Emma Santillo

The boxes are packed, the furniture’s loaded–the annual process of War College families moving in and out of the Carlisle area will soon be upon us. But how does it feel to be the one staying behind and saying goodbye?

As soldiers from the Army War College begin to get their orders, kids of the soldiers, commonly called military brats, are already preparing to deal with losing their friends and having to make new ones, while the kids of civilians prepare to say their goodbyes to their war college friends.

Many military families have already begun looking at new homes and schools. This process can cause more distress for the kids and teenagers as it takes away a lot of time they could be spending with their friends when they only have a couple of months left to be with them.

Even though everyone has gotten used to it, the Permanent Change of Station (PCS) process is still a struggle. 

“It’s hard to make friends and be interactive,” Eve Strong, the ten-year-old daughter of a National Guard Lieutenant Colonel at the Army War College, said. “I have made more interesting friends such as a dog, cat, fish, turtles, and if this counts, plants.” 

Military brats are struggling with many things during PCS, with both their social life and family life. There is a lot of work and stress for the parents when moving, and that can affect the students as well.

Along with the sadness from losing friends and having to make more, the PCS season can be stressful for military brats. Many students’ parents bring them along to look at houses and schools, have them take care of their younger siblings, make them help with the claim because they know the movers will break things, and cause them stress just by being stressed themselves. 

Another struggle military brats have to deal with is preparing to live in a new place. Many of them have to find new jobs every time they move, and employers are less likely to hire people who they know will only be there for a year or two. 

They also have to prepare their course selections for their new school. This is difficult because different schools have different graduation requirements and different orders in which students are supposed to take courses, especially in social studies and sciences.

Civilian students also struggle with the PCS season because their friends are stressed and because they will soon have to say goodbye to their military friends, and hello to new war college kids coming in that they are pressured to make friends with. 

Caden Ginter, a CHS freshman, has lost friends because of the war college. 

“When I was in elementary school I had this friend who I really liked but then she left,” said Ginter. 

James Echevarria, a civilian senior at CHS, said the most stressful thing was “about halfway through the year where the family doesn’t know if they’re staying another year or if they’re going to move, so you’re stuck in a limbo of not knowing.”

It’s also hard for civilian kids knowing when making friends that they will lose many of them in a year. 

“I would rather not know if they’re going to leave until closer to the end,” Echevarria said, “so I always make the most of the friendship as if it was going to be the last year with them.”

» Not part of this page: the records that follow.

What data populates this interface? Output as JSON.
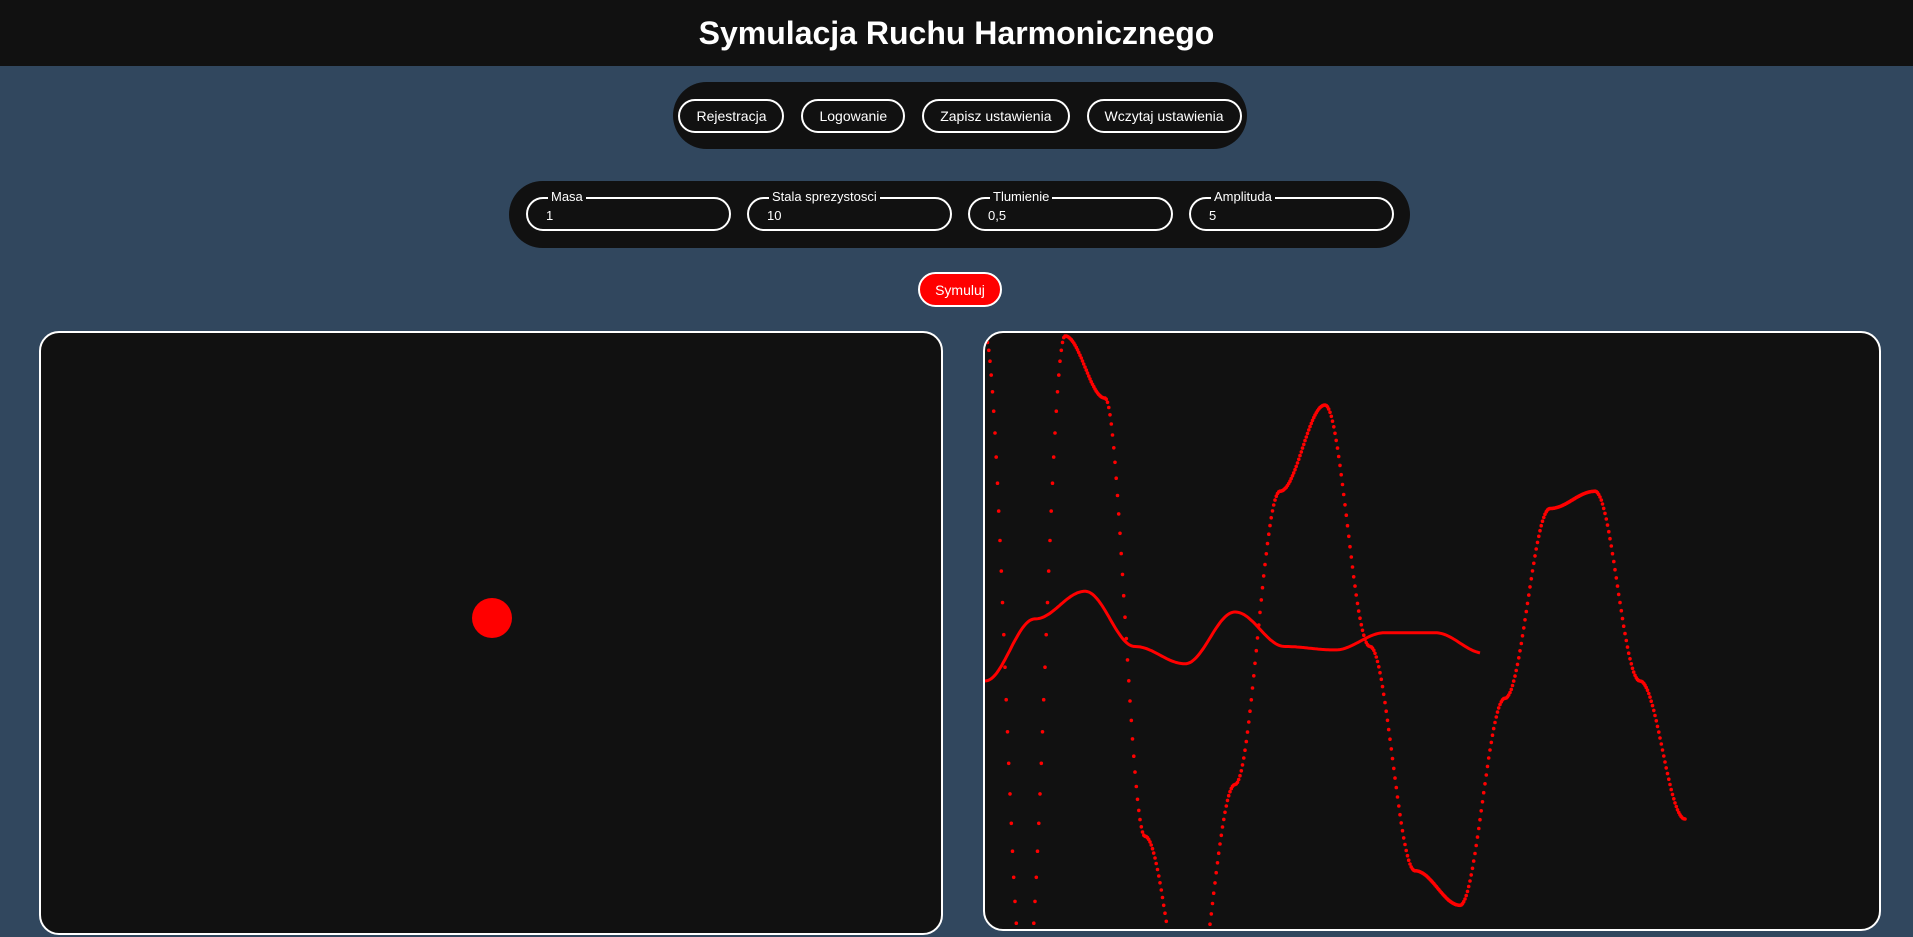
{
  "header": {
    "title": "Symulacja Ruchu Harmonicznego"
  },
  "nav": {
    "register": "Rejestracja",
    "login": "Logowanie",
    "save_settings": "Zapisz ustawienia",
    "load_settings": "Wczytaj ustawienia"
  },
  "params": {
    "mass": {
      "label": "Masa",
      "value": "1"
    },
    "spring_constant": {
      "label": "Stala sprezystosci",
      "value": "10"
    },
    "damping": {
      "label": "Tlumienie",
      "value": "0,5"
    },
    "amplitude": {
      "label": "Amplituda",
      "value": "5"
    }
  },
  "simulate_label": "Symuluj",
  "colors": {
    "accent": "#ff0000",
    "panel": "#111111",
    "background": "#31475e"
  },
  "chart_data": {
    "type": "line",
    "title": "",
    "xlabel": "",
    "ylabel": "",
    "grid": false,
    "series": [
      {
        "style": "dotted",
        "x": [
          0,
          0.08,
          0.16,
          0.24,
          0.32,
          0.41,
          0.5,
          0.59,
          0.68,
          0.77,
          0.86,
          0.95,
          1.04,
          1.13,
          1.22,
          1.31,
          1.4
        ],
        "y": [
          1.0,
          -0.92,
          1.0,
          0.82,
          -0.45,
          -0.99,
          -0.3,
          0.55,
          0.8,
          0.1,
          -0.55,
          -0.65,
          -0.05,
          0.5,
          0.55,
          0.0,
          -0.4
        ]
      },
      {
        "style": "solid",
        "x": [
          0,
          0.1,
          0.2,
          0.3,
          0.4,
          0.5,
          0.6,
          0.7,
          0.8,
          0.9,
          1.0,
          1.1,
          1.2,
          1.3,
          1.4
        ],
        "y": [
          0.0,
          0.18,
          0.26,
          0.1,
          0.05,
          0.2,
          0.1,
          0.09,
          0.14,
          0.14,
          0.08,
          0.11,
          0.06,
          0.11,
          0.1
        ]
      }
    ]
  }
}
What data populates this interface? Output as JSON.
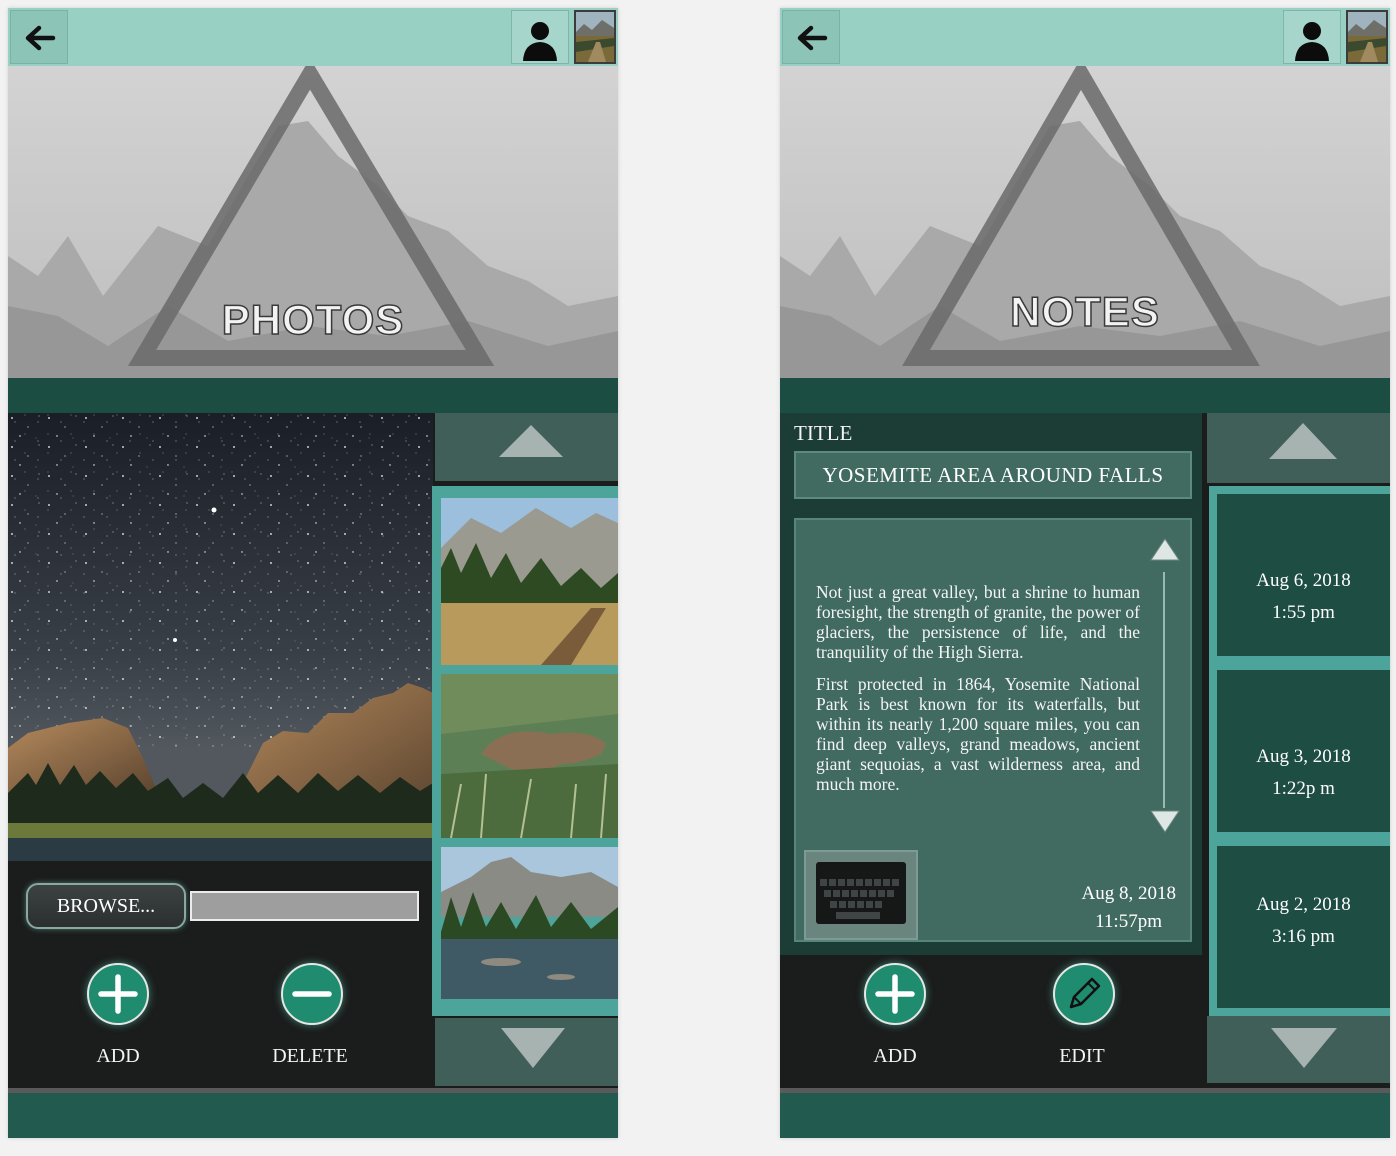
{
  "screens": {
    "photos": {
      "hero_title": "PHOTOS",
      "browse_label": "BROWSE...",
      "add_label": "ADD",
      "delete_label": "DELETE"
    },
    "notes": {
      "hero_title": "NOTES",
      "title_label": "TITLE",
      "title_value": "YOSEMITE AREA AROUND FALLS",
      "body_p1": "Not just a great valley, but a shrine to human foresight, the strength of granite, the power of glaciers, the persistence of life, and the tranquility of the High Sierra.",
      "body_p2": "First protected in 1864, Yosemite National Park is best known for its waterfalls, but within its nearly 1,200 square miles, you can find deep valleys, grand meadows, ancient giant sequoias, a vast wilderness area, and much more.",
      "note_date": "Aug 8, 2018",
      "note_time": "11:57pm",
      "add_label": "ADD",
      "edit_label": "EDIT",
      "entries": [
        {
          "date": "Aug 6, 2018",
          "time": "1:55 pm"
        },
        {
          "date": "Aug 3, 2018",
          "time": "1:22p m"
        },
        {
          "date": "Aug  2, 2018",
          "time": "3:16 pm"
        }
      ]
    }
  },
  "colors": {
    "topbar": "#99d0c4",
    "dark_band": "#1b4d43",
    "accent_teal": "#4da49a",
    "button_green": "#1f8c70",
    "note_panel": "#416b61"
  },
  "icons": [
    "back-arrow-icon",
    "user-icon",
    "landscape-thumbnail-icon",
    "arrow-up-icon",
    "arrow-down-icon",
    "plus-icon",
    "minus-icon",
    "pencil-icon",
    "keyboard-icon"
  ]
}
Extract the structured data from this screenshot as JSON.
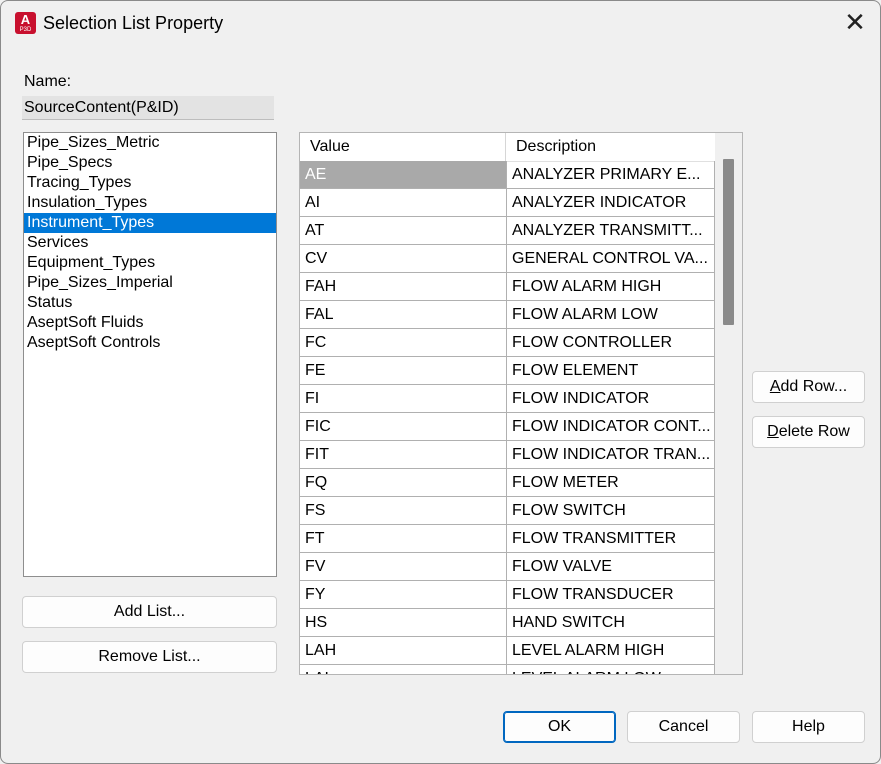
{
  "window": {
    "title": "Selection List Property",
    "app_icon_letter": "A",
    "app_icon_sub": "P3D",
    "close_glyph": "✕"
  },
  "name": {
    "label": "Name:",
    "value": "SourceContent(P&ID)"
  },
  "lists": {
    "items": [
      "Pipe_Sizes_Metric",
      "Pipe_Specs",
      "Tracing_Types",
      "Insulation_Types",
      "Instrument_Types",
      "Services",
      "Equipment_Types",
      "Pipe_Sizes_Imperial",
      "Status",
      "AseptSoft Fluids",
      "AseptSoft Controls"
    ],
    "selected": "Instrument_Types"
  },
  "buttons": {
    "add_list": "Add List...",
    "remove_list": "Remove List...",
    "add_row": "Add Row...",
    "delete_row": "Delete Row",
    "ok": "OK",
    "cancel": "Cancel",
    "help": "Help"
  },
  "grid": {
    "columns": [
      "Value",
      "Description"
    ],
    "rows": [
      [
        "AE",
        "ANALYZER PRIMARY E..."
      ],
      [
        "AI",
        "ANALYZER INDICATOR"
      ],
      [
        "AT",
        "ANALYZER TRANSMITT..."
      ],
      [
        "CV",
        "GENERAL CONTROL VA..."
      ],
      [
        "FAH",
        "FLOW ALARM HIGH"
      ],
      [
        "FAL",
        "FLOW ALARM LOW"
      ],
      [
        "FC",
        "FLOW CONTROLLER"
      ],
      [
        "FE",
        "FLOW ELEMENT"
      ],
      [
        "FI",
        "FLOW INDICATOR"
      ],
      [
        "FIC",
        "FLOW INDICATOR CONT..."
      ],
      [
        "FIT",
        "FLOW INDICATOR TRAN..."
      ],
      [
        "FQ",
        "FLOW METER"
      ],
      [
        "FS",
        "FLOW SWITCH"
      ],
      [
        "FT",
        "FLOW TRANSMITTER"
      ],
      [
        "FV",
        "FLOW VALVE"
      ],
      [
        "FY",
        "FLOW TRANSDUCER"
      ],
      [
        "HS",
        "HAND SWITCH"
      ],
      [
        "LAH",
        "LEVEL ALARM HIGH"
      ],
      [
        "LAL",
        "LEVEL ALARM LOW"
      ]
    ],
    "selected_row": 0
  }
}
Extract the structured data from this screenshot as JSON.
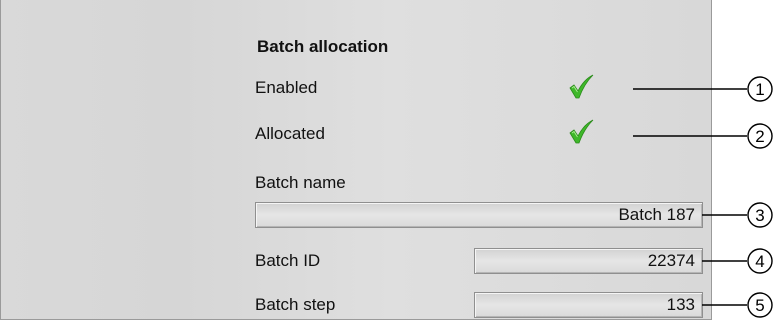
{
  "section": {
    "title": "Batch allocation",
    "enabled_label": "Enabled",
    "allocated_label": "Allocated",
    "batch_name_label": "Batch name",
    "batch_name_value": "Batch 187",
    "batch_id_label": "Batch ID",
    "batch_id_value": "22374",
    "batch_step_label": "Batch step",
    "batch_step_value": "133"
  },
  "status": {
    "enabled": true,
    "allocated": true,
    "check_color": "#3fb82a"
  },
  "callouts": [
    "1",
    "2",
    "3",
    "4",
    "5"
  ]
}
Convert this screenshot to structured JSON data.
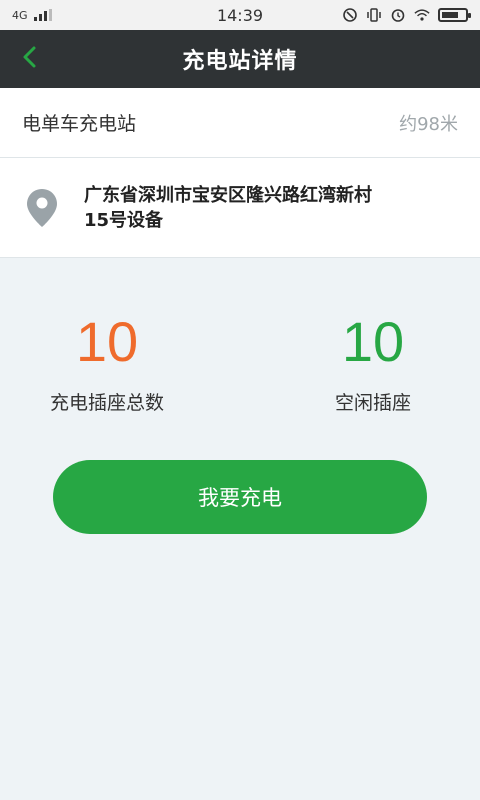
{
  "status_bar": {
    "network": "4G",
    "time": "14:39",
    "icons": [
      "signal-icon",
      "nfc-icon",
      "vibrate-icon",
      "alarm-icon",
      "wifi-icon",
      "battery-icon"
    ]
  },
  "header": {
    "title": "充电站详情",
    "back_icon": "chevron-left-icon"
  },
  "station": {
    "name": "电单车充电站",
    "distance": "约98米",
    "address": "广东省深圳市宝安区隆兴路红湾新村15号设备",
    "address_icon": "location-pin-icon"
  },
  "stats": {
    "total_count": "10",
    "total_label": "充电插座总数",
    "free_count": "10",
    "free_label": "空闲插座"
  },
  "action": {
    "charge_label": "我要充电"
  },
  "colors": {
    "header_bg": "#2f3335",
    "accent_green": "#27a744",
    "accent_orange": "#ef6b2c",
    "page_bg": "#eef3f6"
  }
}
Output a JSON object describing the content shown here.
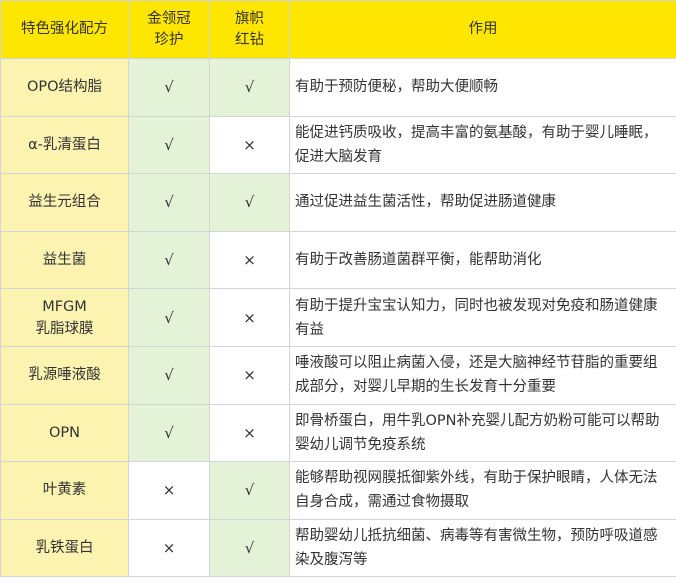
{
  "headers": {
    "feature": "特色强化配方",
    "product_a": "金领冠\n珍护",
    "product_b": "旗帜\n红钻",
    "effect": "作用"
  },
  "symbols": {
    "check": "√",
    "cross": "×"
  },
  "colors": {
    "header_bg": "#ffe600",
    "feature_col_bg": "#fdf3b0",
    "check_cell_bg": "#e4f2d7"
  },
  "rows": [
    {
      "feature": "OPO结构脂",
      "a": "√",
      "b": "√",
      "effect": "有助于预防便秘，帮助大便顺畅"
    },
    {
      "feature": "α-乳清蛋白",
      "a": "√",
      "b": "×",
      "effect": "能促进钙质吸收，提高丰富的氨基酸，有助于婴儿睡眠，促进大脑发育"
    },
    {
      "feature": "益生元组合",
      "a": "√",
      "b": "√",
      "effect": "通过促进益生菌活性，帮助促进肠道健康"
    },
    {
      "feature": "益生菌",
      "a": "√",
      "b": "×",
      "effect": "有助于改善肠道菌群平衡，能帮助消化"
    },
    {
      "feature": "MFGM\n乳脂球膜",
      "a": "√",
      "b": "×",
      "effect": "有助于提升宝宝认知力，同时也被发现对免疫和肠道健康有益"
    },
    {
      "feature": "乳源唾液酸",
      "a": "√",
      "b": "×",
      "effect": "唾液酸可以阻止病菌入侵，还是大脑神经节苷脂的重要组成部分，对婴儿早期的生长发育十分重要"
    },
    {
      "feature": "OPN",
      "a": "√",
      "b": "×",
      "effect": "即骨桥蛋白，用牛乳OPN补充婴儿配方奶粉可能可以帮助婴幼儿调节免疫系统"
    },
    {
      "feature": "叶黄素",
      "a": "×",
      "b": "√",
      "effect": "能够帮助视网膜抵御紫外线，有助于保护眼睛，人体无法自身合成，需通过食物摄取"
    },
    {
      "feature": "乳铁蛋白",
      "a": "×",
      "b": "√",
      "effect": "帮助婴幼儿抵抗细菌、病毒等有害微生物，预防呼吸道感染及腹泻等"
    }
  ]
}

Fortunately, people living in this area, both military and civilian, have adjusted to the constant cycle of PCS. 

I’ve gotten used to it now because this year will be my sixth move in 10 years of my whole life,” said Eve Strong. “If you are happy and joyful, things usually work out.”